Date of Award
Master of Arts (MA)
Dr. Mark Celinscak
This thesis examines the Nebraska National Guard from 1919-1945 and demonstrates how interactions between the troops and their communities were effectively leveraged by Guardsmen to increase the morale of their soldiers in peacetime as well as wartime. The thesis consists of an introduction, five chapters, and a conclusion. The introduction contextualizes the Nebraska National Guard in U.S. military policy and the reasons for its reorganization after World War I. Chapter one describes the reorganization and structure of the Nebraska National Guard. Chapter two examines the Nebraska National Guard in its communities: its personnel; how they were involved in their communities in both military and civilian contexts; the Guard’s activities after the beginning of World War II in Europe. Chapter three covers the Nebraska National Guard during training in Arkansas, Louisiana, and Tennessee after it was mobilized for one year of training in December 1940. Chapter four describes the Nebraska National Guard’s stateside training from 1941-1944 after U.S. entry into World War II. Chapter five chronicles the exploits of Nebraska National Guard units fighting in France, Germany, Belgium, Luxembourg, and the Netherlands in 1944-1945, aided by Omaha World-Herald newspaper reporter and war correspondent Lawrence W. Youngman, whose articles and photographs allowed Nebraskans a first-hand look at what their friends and family members were experiencing in combat overseas in the Nebraska National Guard.

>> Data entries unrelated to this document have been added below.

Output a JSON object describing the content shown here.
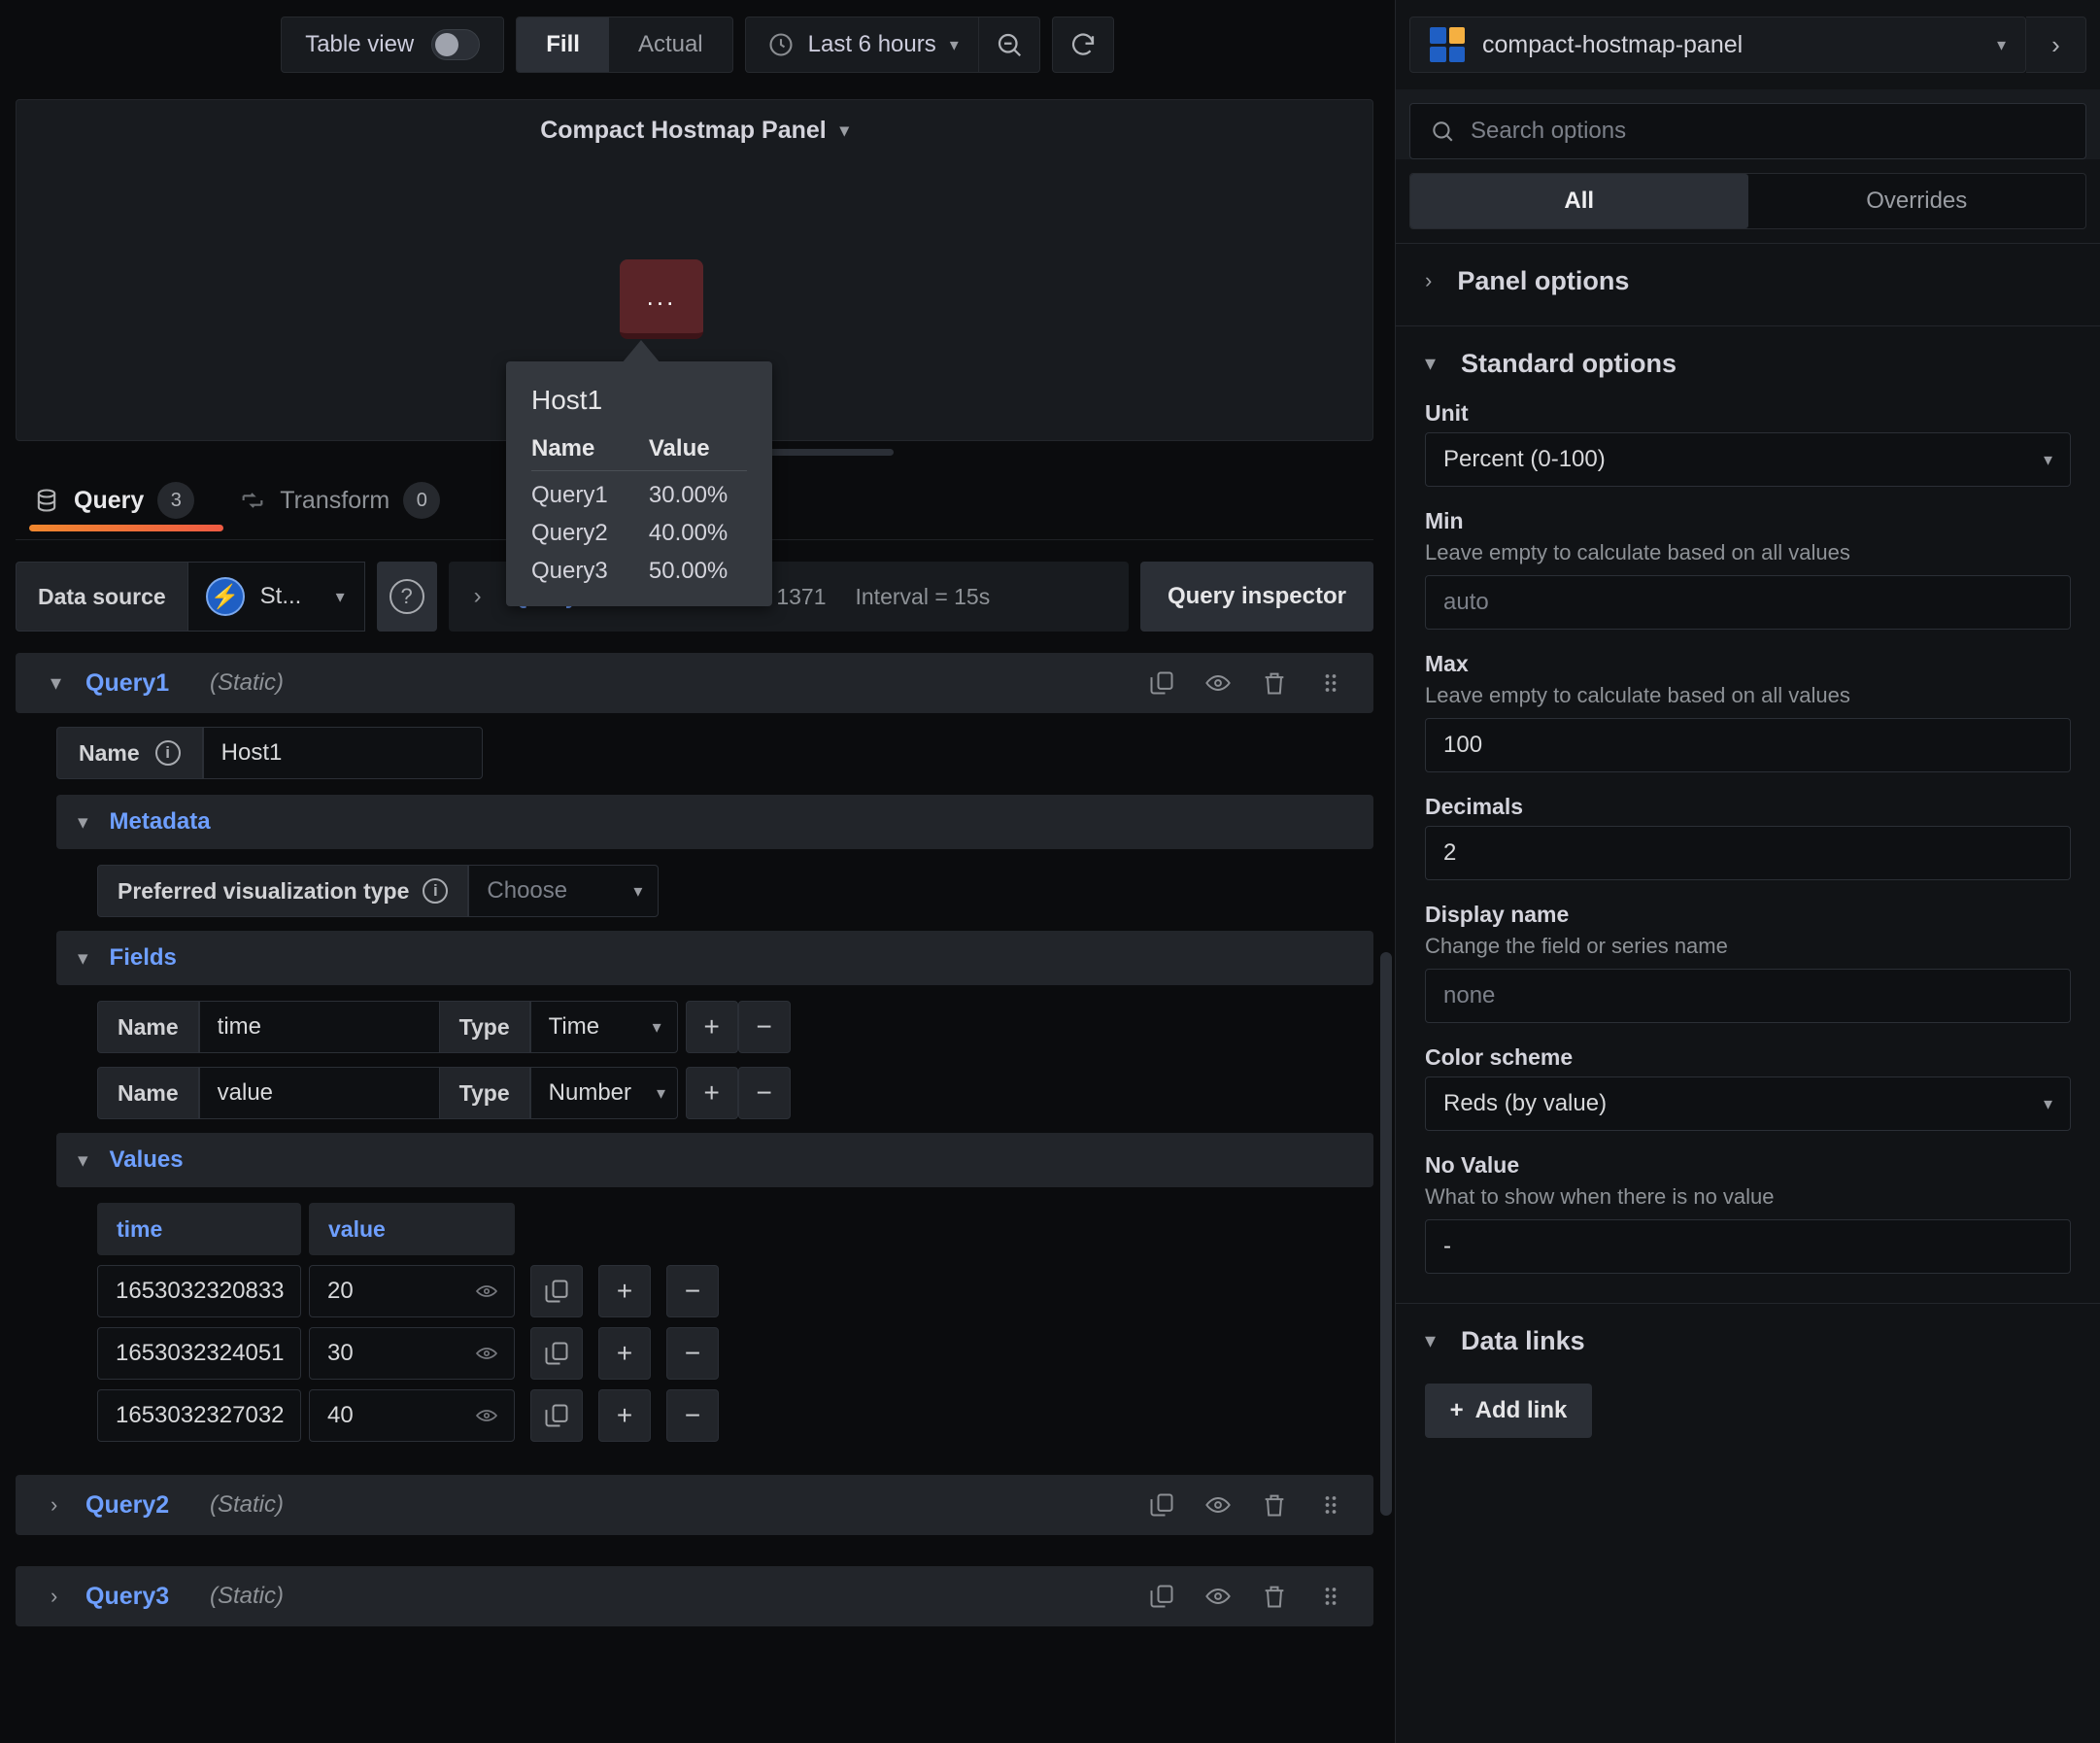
{
  "toolbar": {
    "table_view_label": "Table view",
    "table_view_on": false,
    "fill_label": "Fill",
    "actual_label": "Actual",
    "time_range": "Last 6 hours",
    "clock_icon": "clock-icon",
    "zoom_out_icon": "zoom-out-icon",
    "refresh_icon": "refresh-icon"
  },
  "preview": {
    "panel_title": "Compact Hostmap Panel",
    "cell_label": "...",
    "cell_color": "#5a2428"
  },
  "tooltip": {
    "host": "Host1",
    "col_name": "Name",
    "col_value": "Value",
    "rows": [
      {
        "name": "Query1",
        "value": "30.00%"
      },
      {
        "name": "Query2",
        "value": "40.00%"
      },
      {
        "name": "Query3",
        "value": "50.00%"
      }
    ]
  },
  "tabs": [
    {
      "label": "Query",
      "badge": "3",
      "icon": "database-icon",
      "active": true
    },
    {
      "label": "Transform",
      "badge": "0",
      "icon": "transform-icon",
      "active": false
    }
  ],
  "query_options": {
    "data_source_label": "Data source",
    "data_source_name": "St...",
    "data_source_icon": "lightning-icon",
    "help_icon": "help-circle-icon",
    "options_label": "Query o...",
    "max_data_points": "MD = auto = 1371",
    "interval": "Interval = 15s",
    "query_inspector": "Query inspector"
  },
  "queries": [
    {
      "name": "Query1",
      "type": "(Static)",
      "expanded": true,
      "name_field": {
        "label": "Name",
        "value": "Host1"
      },
      "metadata": {
        "title": "Metadata",
        "pref_viz_label": "Preferred visualization type",
        "pref_viz_value": "Choose"
      },
      "fields": {
        "title": "Fields",
        "name_label": "Name",
        "type_label": "Type",
        "rows": [
          {
            "name": "time",
            "type": "Time"
          },
          {
            "name": "value",
            "type": "Number"
          }
        ]
      },
      "values": {
        "title": "Values",
        "columns": [
          "time",
          "value"
        ],
        "rows": [
          {
            "time": "1653032320833",
            "value": "20"
          },
          {
            "time": "1653032324051",
            "value": "30"
          },
          {
            "time": "1653032327032",
            "value": "40"
          }
        ]
      }
    },
    {
      "name": "Query2",
      "type": "(Static)",
      "expanded": false
    },
    {
      "name": "Query3",
      "type": "(Static)",
      "expanded": false
    }
  ],
  "row_icons": [
    "copy-icon",
    "eye-icon",
    "trash-icon",
    "drag-handle-icon"
  ],
  "sidebar": {
    "viz_name": "compact-hostmap-panel",
    "search_placeholder": "Search options",
    "tab_all": "All",
    "tab_overrides": "Overrides",
    "sections": [
      {
        "title": "Panel options",
        "expanded": false
      },
      {
        "title": "Standard options",
        "expanded": true
      },
      {
        "title": "Data links",
        "expanded": true
      }
    ],
    "standard_options": {
      "unit": {
        "label": "Unit",
        "value": "Percent (0-100)"
      },
      "min": {
        "label": "Min",
        "desc": "Leave empty to calculate based on all values",
        "placeholder": "auto",
        "value": ""
      },
      "max": {
        "label": "Max",
        "desc": "Leave empty to calculate based on all values",
        "value": "100"
      },
      "decimals": {
        "label": "Decimals",
        "value": "2"
      },
      "display_name": {
        "label": "Display name",
        "desc": "Change the field or series name",
        "placeholder": "none",
        "value": ""
      },
      "color_scheme": {
        "label": "Color scheme",
        "value": "Reds (by value)"
      },
      "no_value": {
        "label": "No Value",
        "desc": "What to show when there is no value",
        "value": "-"
      }
    },
    "data_links": {
      "add_link_label": "Add link"
    }
  }
}
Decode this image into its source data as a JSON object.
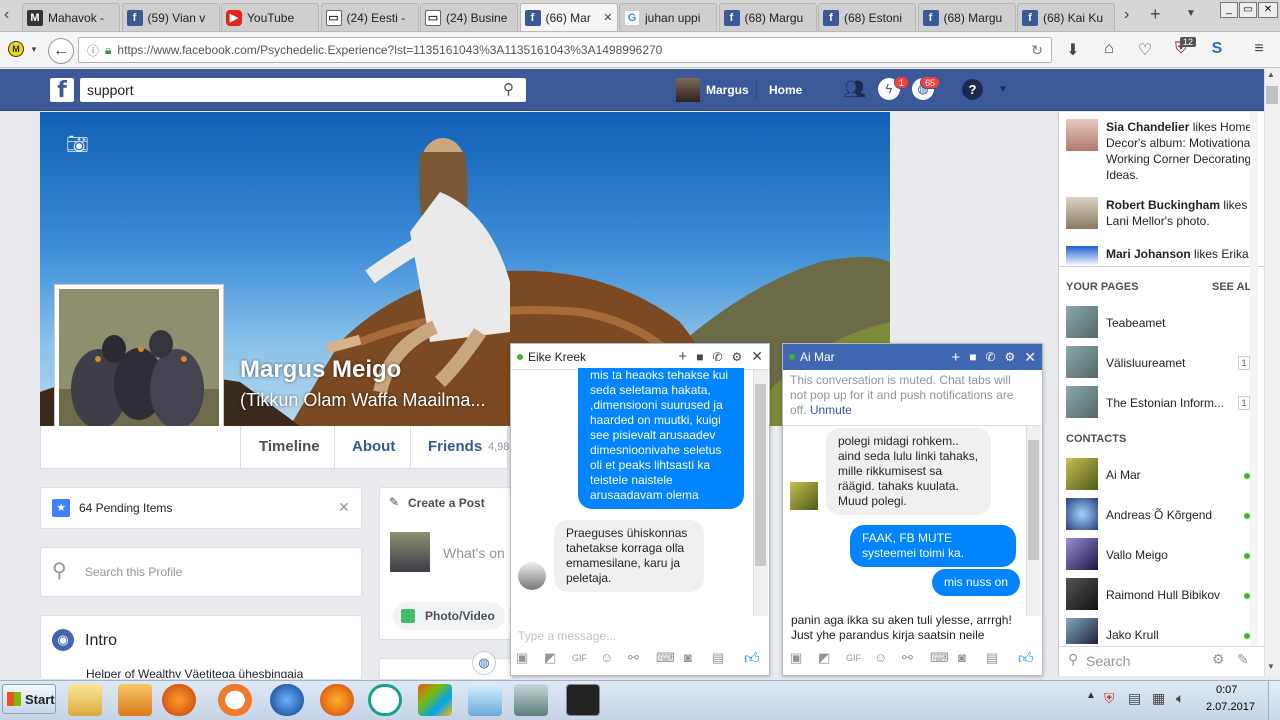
{
  "browser": {
    "tabs": [
      {
        "label": "Mahavok -",
        "icon": "mahavok-icon",
        "active": false
      },
      {
        "label": "(59) Vian v",
        "icon": "facebook-icon",
        "active": false
      },
      {
        "label": "YouTube",
        "icon": "youtube-icon",
        "active": false
      },
      {
        "label": "(24) Eesti -",
        "icon": "document-icon",
        "active": false
      },
      {
        "label": "(24) Busine",
        "icon": "document-icon",
        "active": false
      },
      {
        "label": "(66) Mar",
        "icon": "facebook-icon",
        "active": true
      },
      {
        "label": "juhan uppi",
        "icon": "google-icon",
        "active": false
      },
      {
        "label": "(68) Margu",
        "icon": "facebook-icon",
        "active": false
      },
      {
        "label": "(68) Estoni",
        "icon": "facebook-icon",
        "active": false
      },
      {
        "label": "(68) Margu",
        "icon": "facebook-icon",
        "active": false
      },
      {
        "label": "(68) Kai Ku",
        "icon": "facebook-icon",
        "active": false
      }
    ],
    "url": "https://www.facebook.com/Psychedelic.Experience?lst=1135161043%3A1135161043%3A1498996270",
    "addon_badge": "12"
  },
  "fb_header": {
    "search_value": "support",
    "user_name": "Margus",
    "home_label": "Home",
    "messages_badge": "1",
    "notifications_badge": "65"
  },
  "profile": {
    "name": "Margus Meigo",
    "subtitle": "(Tikkun Olam Waffa Maailma...",
    "tabs": {
      "timeline": "Timeline",
      "about": "About",
      "friends": "Friends",
      "friends_count": "4,98"
    }
  },
  "left": {
    "pending_items": "64 Pending Items",
    "search_placeholder": "Search this Profile",
    "intro_title": "Intro",
    "intro_line": "Helper of Wealthy Väetitega ühesbingaja"
  },
  "composer": {
    "create_post": "Create a Post",
    "placeholder": "What's on",
    "photo_video": "Photo/Video"
  },
  "ticker": [
    {
      "name": "Sia Chandelier",
      "text": " likes Home Decor's album: Motivational Working Corner Decorating Ideas."
    },
    {
      "name": "Robert Buckingham",
      "text": " likes Lani Mellor's photo."
    },
    {
      "name": "Mari Johanson",
      "text": " likes Erika"
    }
  ],
  "your_pages": {
    "title": "YOUR PAGES",
    "see_all": "SEE ALL",
    "items": [
      {
        "name": "Teabeamet",
        "count": ""
      },
      {
        "name": "Välisluureamet",
        "count": "1"
      },
      {
        "name": "The Estonian Inform...",
        "count": "1"
      }
    ]
  },
  "contacts": {
    "title": "CONTACTS",
    "items": [
      "Ai Mar",
      "Andreas Õ Kõrgend",
      "Vallo Meigo",
      "Raimond Hull Bibikov",
      "Jako Krull"
    ],
    "search_placeholder": "Search"
  },
  "chat1": {
    "name": "Eike Kreek",
    "msg_out": "mis ta heaoks tehakse kui seda seletama hakata, ,dimensiooni suurused ja haarded on muutki, kuigi see pisievalt arusaadev dimesnioonivahe seletus oli et peaks lihtsasti ka teistele naistele arusaadavam olema",
    "msg_in": "Praeguses ühiskonnas tahetakse korraga olla emamesilane, karu ja peletaja.",
    "input_placeholder": "Type a message..."
  },
  "chat2": {
    "name": "Ai Mar",
    "muted_notice": "This conversation is muted. Chat tabs will not pop up for it and push notifications are off.",
    "unmute": "Unmute",
    "msg_in": "polegi midagi rohkem.. aind seda lulu linki tahaks, mille rikkumisest sa räägid. tahaks kuulata. Muud polegi.",
    "msg_out1": "FAAK, FB MUTE systeemei toimi ka.",
    "msg_out2": "mis nuss on",
    "draft": "panin aga ikka su aken tuli ylesse, arrrgh! Just yhe parandus kirja saatsin neile"
  },
  "taskbar": {
    "start": "Start",
    "time": "0:07",
    "date": "2.07.2017"
  },
  "colors": {
    "fb_blue": "#3b5998",
    "messenger_blue": "#0084ff",
    "online_green": "#42b72a"
  }
}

Tuma, Nicholas Andrew, "FROM CORNROW TO HEDGEROW: THE NEBRASKA NATIONAL GUARD IN PEACE AND WAR, 1919-1945" (2023). History Theses, Dissertations, and Student Creative Activity. 1.